Data:
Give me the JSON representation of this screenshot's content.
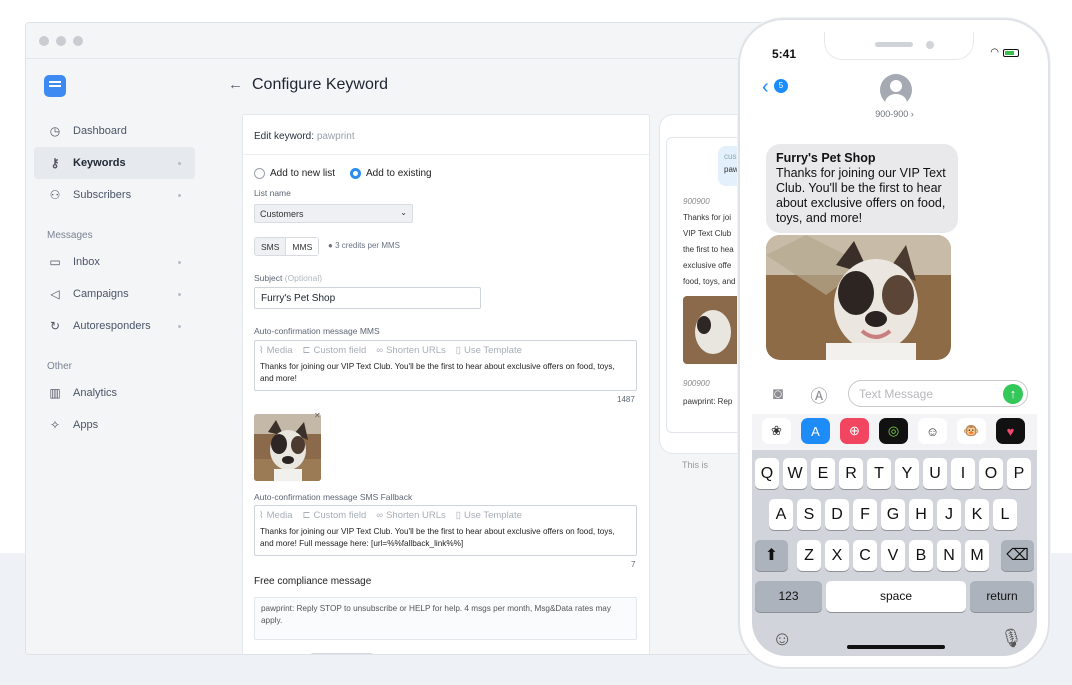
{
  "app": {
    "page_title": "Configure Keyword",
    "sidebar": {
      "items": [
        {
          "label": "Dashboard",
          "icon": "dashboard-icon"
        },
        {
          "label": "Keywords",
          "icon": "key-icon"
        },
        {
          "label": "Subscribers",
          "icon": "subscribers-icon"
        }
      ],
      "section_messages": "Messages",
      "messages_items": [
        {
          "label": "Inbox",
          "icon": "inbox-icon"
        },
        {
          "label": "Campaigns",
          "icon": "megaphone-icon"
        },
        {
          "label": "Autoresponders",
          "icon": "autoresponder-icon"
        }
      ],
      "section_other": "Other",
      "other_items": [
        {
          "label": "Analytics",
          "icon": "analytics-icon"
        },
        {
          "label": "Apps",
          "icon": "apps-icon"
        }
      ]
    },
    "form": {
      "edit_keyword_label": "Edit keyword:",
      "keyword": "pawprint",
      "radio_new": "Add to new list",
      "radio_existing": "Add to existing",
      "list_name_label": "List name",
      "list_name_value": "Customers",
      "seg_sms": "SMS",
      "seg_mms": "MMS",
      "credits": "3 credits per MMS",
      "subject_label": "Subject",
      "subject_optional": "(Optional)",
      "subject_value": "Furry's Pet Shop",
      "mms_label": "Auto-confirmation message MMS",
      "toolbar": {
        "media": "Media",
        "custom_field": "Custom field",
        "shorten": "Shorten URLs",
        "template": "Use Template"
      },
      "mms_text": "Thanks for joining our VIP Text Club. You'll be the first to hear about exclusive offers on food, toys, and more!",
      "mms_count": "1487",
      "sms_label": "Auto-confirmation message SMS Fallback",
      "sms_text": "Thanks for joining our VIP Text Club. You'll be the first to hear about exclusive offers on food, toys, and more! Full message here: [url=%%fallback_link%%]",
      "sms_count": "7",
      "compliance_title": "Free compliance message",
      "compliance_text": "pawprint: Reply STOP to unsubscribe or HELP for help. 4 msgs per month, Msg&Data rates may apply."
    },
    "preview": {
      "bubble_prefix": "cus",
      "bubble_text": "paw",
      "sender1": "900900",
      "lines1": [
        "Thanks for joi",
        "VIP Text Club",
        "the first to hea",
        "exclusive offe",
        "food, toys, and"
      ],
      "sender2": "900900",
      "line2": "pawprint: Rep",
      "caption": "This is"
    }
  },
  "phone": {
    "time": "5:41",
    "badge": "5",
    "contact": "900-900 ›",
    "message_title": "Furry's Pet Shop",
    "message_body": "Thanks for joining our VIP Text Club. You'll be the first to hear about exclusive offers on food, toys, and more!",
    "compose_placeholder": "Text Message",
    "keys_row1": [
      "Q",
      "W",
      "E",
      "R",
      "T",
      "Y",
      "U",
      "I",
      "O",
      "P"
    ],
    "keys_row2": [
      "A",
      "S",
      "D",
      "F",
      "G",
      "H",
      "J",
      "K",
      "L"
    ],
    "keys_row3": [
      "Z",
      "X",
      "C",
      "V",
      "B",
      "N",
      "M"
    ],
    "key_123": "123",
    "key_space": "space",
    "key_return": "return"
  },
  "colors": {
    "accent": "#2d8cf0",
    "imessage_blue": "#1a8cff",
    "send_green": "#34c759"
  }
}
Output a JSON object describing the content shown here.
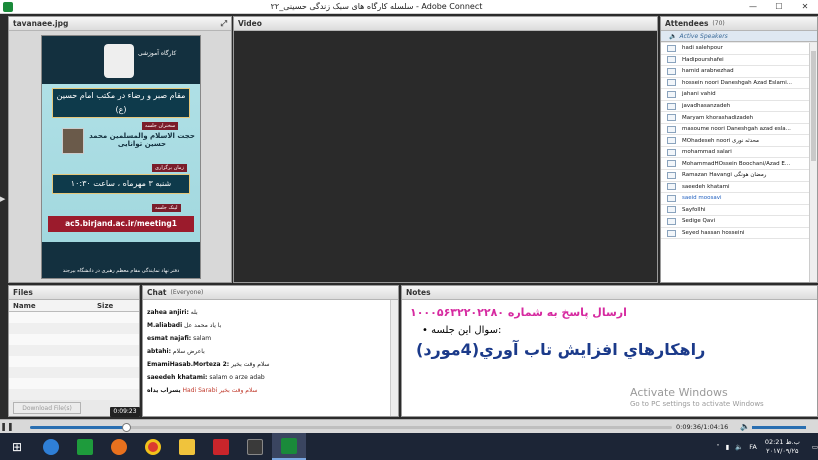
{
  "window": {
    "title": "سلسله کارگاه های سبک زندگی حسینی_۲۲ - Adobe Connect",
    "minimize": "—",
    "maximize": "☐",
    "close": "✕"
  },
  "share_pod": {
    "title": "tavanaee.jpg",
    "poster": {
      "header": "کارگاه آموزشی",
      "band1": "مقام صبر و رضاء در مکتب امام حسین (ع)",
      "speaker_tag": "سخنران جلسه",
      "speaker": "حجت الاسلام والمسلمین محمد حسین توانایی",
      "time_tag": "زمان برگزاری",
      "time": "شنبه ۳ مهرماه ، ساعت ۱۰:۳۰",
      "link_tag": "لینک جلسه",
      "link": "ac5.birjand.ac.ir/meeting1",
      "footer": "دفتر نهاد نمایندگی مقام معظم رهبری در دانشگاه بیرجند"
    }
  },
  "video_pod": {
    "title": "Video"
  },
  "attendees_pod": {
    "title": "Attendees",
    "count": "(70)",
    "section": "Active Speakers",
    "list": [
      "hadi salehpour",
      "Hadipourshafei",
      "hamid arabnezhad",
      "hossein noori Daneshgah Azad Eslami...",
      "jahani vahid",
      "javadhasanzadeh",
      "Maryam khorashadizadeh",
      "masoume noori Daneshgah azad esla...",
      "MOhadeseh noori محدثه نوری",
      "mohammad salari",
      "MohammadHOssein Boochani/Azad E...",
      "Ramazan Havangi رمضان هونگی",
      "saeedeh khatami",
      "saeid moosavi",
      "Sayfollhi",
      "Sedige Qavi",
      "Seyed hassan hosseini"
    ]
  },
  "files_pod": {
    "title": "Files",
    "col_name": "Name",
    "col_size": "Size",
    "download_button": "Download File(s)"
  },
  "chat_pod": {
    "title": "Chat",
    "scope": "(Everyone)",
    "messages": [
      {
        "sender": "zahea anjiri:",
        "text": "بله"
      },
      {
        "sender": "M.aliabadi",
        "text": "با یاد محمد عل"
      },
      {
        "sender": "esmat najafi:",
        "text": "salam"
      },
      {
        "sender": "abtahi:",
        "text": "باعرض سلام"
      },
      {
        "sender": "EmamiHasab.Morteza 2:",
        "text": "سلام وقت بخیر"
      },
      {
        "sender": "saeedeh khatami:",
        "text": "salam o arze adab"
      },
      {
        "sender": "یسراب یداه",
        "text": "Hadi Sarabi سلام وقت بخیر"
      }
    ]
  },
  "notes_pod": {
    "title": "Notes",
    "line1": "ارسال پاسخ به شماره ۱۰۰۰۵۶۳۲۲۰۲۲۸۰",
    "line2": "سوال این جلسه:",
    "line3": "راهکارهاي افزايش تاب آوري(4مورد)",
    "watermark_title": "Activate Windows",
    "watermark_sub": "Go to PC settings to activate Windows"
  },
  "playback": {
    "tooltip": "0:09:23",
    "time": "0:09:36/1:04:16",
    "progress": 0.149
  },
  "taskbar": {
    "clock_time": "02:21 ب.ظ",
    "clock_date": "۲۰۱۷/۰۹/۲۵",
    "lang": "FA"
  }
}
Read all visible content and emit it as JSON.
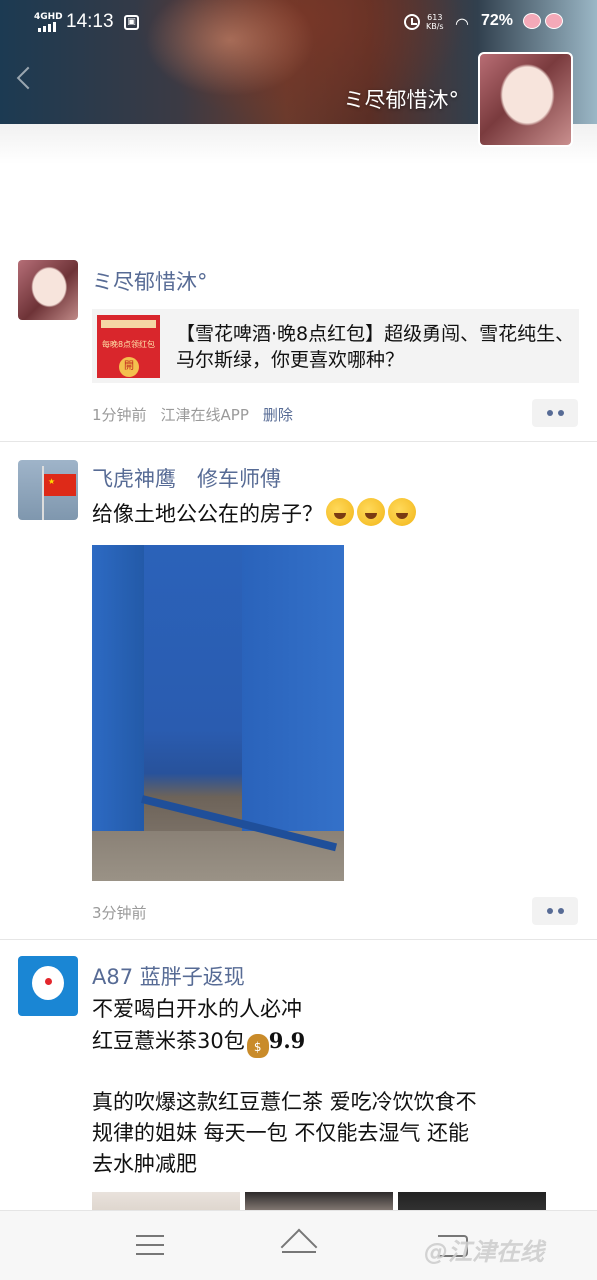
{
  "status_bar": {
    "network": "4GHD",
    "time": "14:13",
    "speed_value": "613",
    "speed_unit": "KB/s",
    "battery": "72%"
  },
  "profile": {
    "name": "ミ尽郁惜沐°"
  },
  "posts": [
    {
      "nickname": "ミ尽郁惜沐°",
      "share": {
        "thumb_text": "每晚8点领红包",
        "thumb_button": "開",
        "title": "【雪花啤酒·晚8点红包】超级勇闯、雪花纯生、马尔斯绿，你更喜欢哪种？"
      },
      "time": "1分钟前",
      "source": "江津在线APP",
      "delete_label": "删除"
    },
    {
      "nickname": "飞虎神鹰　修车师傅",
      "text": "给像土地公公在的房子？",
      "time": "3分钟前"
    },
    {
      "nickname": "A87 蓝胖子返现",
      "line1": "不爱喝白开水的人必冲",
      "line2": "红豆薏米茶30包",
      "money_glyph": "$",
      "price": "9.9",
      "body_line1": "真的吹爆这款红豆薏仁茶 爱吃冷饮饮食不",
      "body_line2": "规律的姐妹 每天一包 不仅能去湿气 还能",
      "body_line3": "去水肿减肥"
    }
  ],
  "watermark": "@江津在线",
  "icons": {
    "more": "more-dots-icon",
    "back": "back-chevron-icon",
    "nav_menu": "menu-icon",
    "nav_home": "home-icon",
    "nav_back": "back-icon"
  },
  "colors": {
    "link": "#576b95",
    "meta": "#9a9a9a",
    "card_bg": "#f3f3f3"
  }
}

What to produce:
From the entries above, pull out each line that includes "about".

Result of the task:
      "mms_text": "Thanks for joining our VIP Text Club. You'll be the first to hear about exclusive offers on food, toys, and more!",
      "sms_text": "Thanks for joining our VIP Text Club. You'll be the first to hear about exclusive offers on food, toys, and more! Full message here: [url=%%fallback_link%%]",
    "message_body": "Thanks for joining our VIP Text Club. You'll be the first to hear about exclusive offers on food, toys, and more!",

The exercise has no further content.